## [Data entries]
####

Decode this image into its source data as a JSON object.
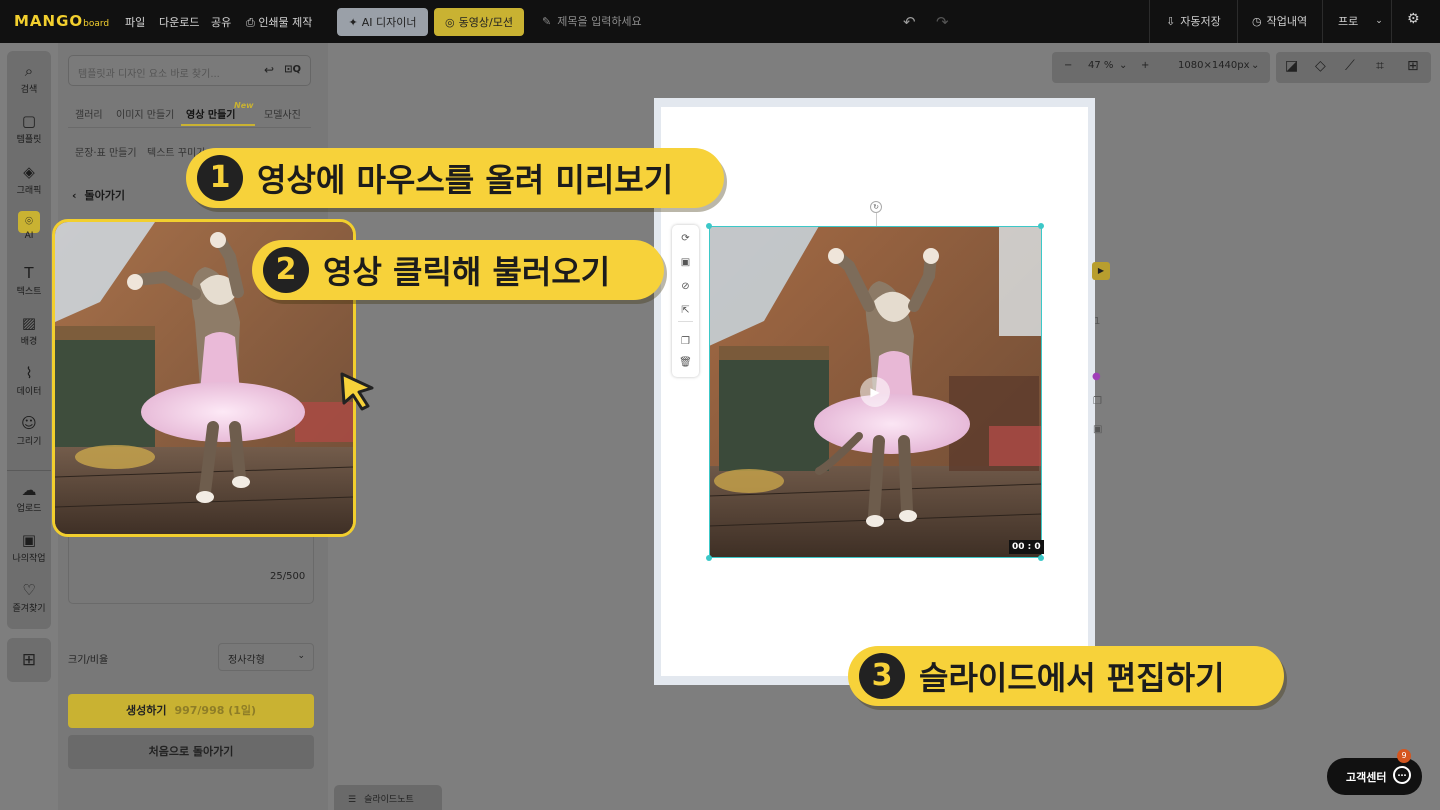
{
  "topbar": {
    "logo_main": "MANGO",
    "logo_sub": "board",
    "menu": [
      "파일",
      "다운로드",
      "공유"
    ],
    "print_label": "인쇄물 제작",
    "ai_designer_label": "AI 디자이너",
    "video_motion_label": "동영상/모션",
    "title_placeholder": "제목을 입력하세요",
    "autosave_label": "자동저장",
    "history_label": "작업내역",
    "plan_label": "프로"
  },
  "rail": {
    "items": [
      "검색",
      "템플릿",
      "그래픽",
      "AI",
      "텍스트",
      "배경",
      "데이터",
      "그리기",
      "업로드",
      "나의작업",
      "즐겨찾기"
    ]
  },
  "panel": {
    "search_placeholder": "템플릿과 디자인 요소 바로 찾기...",
    "tabs": [
      "갤러리",
      "이미지 만들기",
      "영상 만들기",
      "모델사진"
    ],
    "new_badge": "New",
    "tabs2": [
      "문장·표 만들기",
      "텍스트 꾸미기"
    ],
    "back_label": "돌아가기",
    "counter": "25/500",
    "size_label": "크기/비율",
    "size_value": "정사각형",
    "generate_label": "생성하기",
    "generate_sub": "997/998 (1일)",
    "reset_label": "처음으로 돌아가기"
  },
  "toolbar": {
    "zoom": "47 %",
    "dimensions": "1080×1440px"
  },
  "canvas": {
    "duration": "00 : 0"
  },
  "callouts": [
    {
      "num": "1",
      "text": "영상에 마우스를 올려 미리보기"
    },
    {
      "num": "2",
      "text": "영상 클릭해 불러오기"
    },
    {
      "num": "3",
      "text": "슬라이드에서 편집하기"
    }
  ],
  "footer": {
    "slide_note": "슬라이드노트",
    "customer_center": "고객센터",
    "badge_count": "9"
  },
  "colors": {
    "accent_yellow": "#f7d23a",
    "selection_cyan": "#3cc8c8",
    "topbar_bg": "#111111"
  }
}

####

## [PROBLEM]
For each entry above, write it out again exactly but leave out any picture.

## [EXPECTED ANSWER]
Decode this image into its source data as a JSON object.
{
  "topbar": {
    "logo_main": "MANGO",
    "logo_sub": "board",
    "menu": [
      "파일",
      "다운로드",
      "공유"
    ],
    "print_label": "인쇄물 제작",
    "ai_designer_label": "AI 디자이너",
    "video_motion_label": "동영상/모션",
    "title_placeholder": "제목을 입력하세요",
    "autosave_label": "자동저장",
    "history_label": "작업내역",
    "plan_label": "프로"
  },
  "rail": {
    "items": [
      "검색",
      "템플릿",
      "그래픽",
      "AI",
      "텍스트",
      "배경",
      "데이터",
      "그리기",
      "업로드",
      "나의작업",
      "즐겨찾기"
    ]
  },
  "panel": {
    "search_placeholder": "템플릿과 디자인 요소 바로 찾기...",
    "tabs": [
      "갤러리",
      "이미지 만들기",
      "영상 만들기",
      "모델사진"
    ],
    "new_badge": "New",
    "tabs2": [
      "문장·표 만들기",
      "텍스트 꾸미기"
    ],
    "back_label": "돌아가기",
    "counter": "25/500",
    "size_label": "크기/비율",
    "size_value": "정사각형",
    "generate_label": "생성하기",
    "generate_sub": "997/998 (1일)",
    "reset_label": "처음으로 돌아가기"
  },
  "toolbar": {
    "zoom": "47 %",
    "dimensions": "1080×1440px"
  },
  "canvas": {
    "duration": "00 : 0"
  },
  "callouts": [
    {
      "num": "1",
      "text": "영상에 마우스를 올려 미리보기"
    },
    {
      "num": "2",
      "text": "영상 클릭해 불러오기"
    },
    {
      "num": "3",
      "text": "슬라이드에서 편집하기"
    }
  ],
  "footer": {
    "slide_note": "슬라이드노트",
    "customer_center": "고객센터",
    "badge_count": "9"
  },
  "colors": {
    "accent_yellow": "#f7d23a",
    "selection_cyan": "#3cc8c8",
    "topbar_bg": "#111111"
  }
}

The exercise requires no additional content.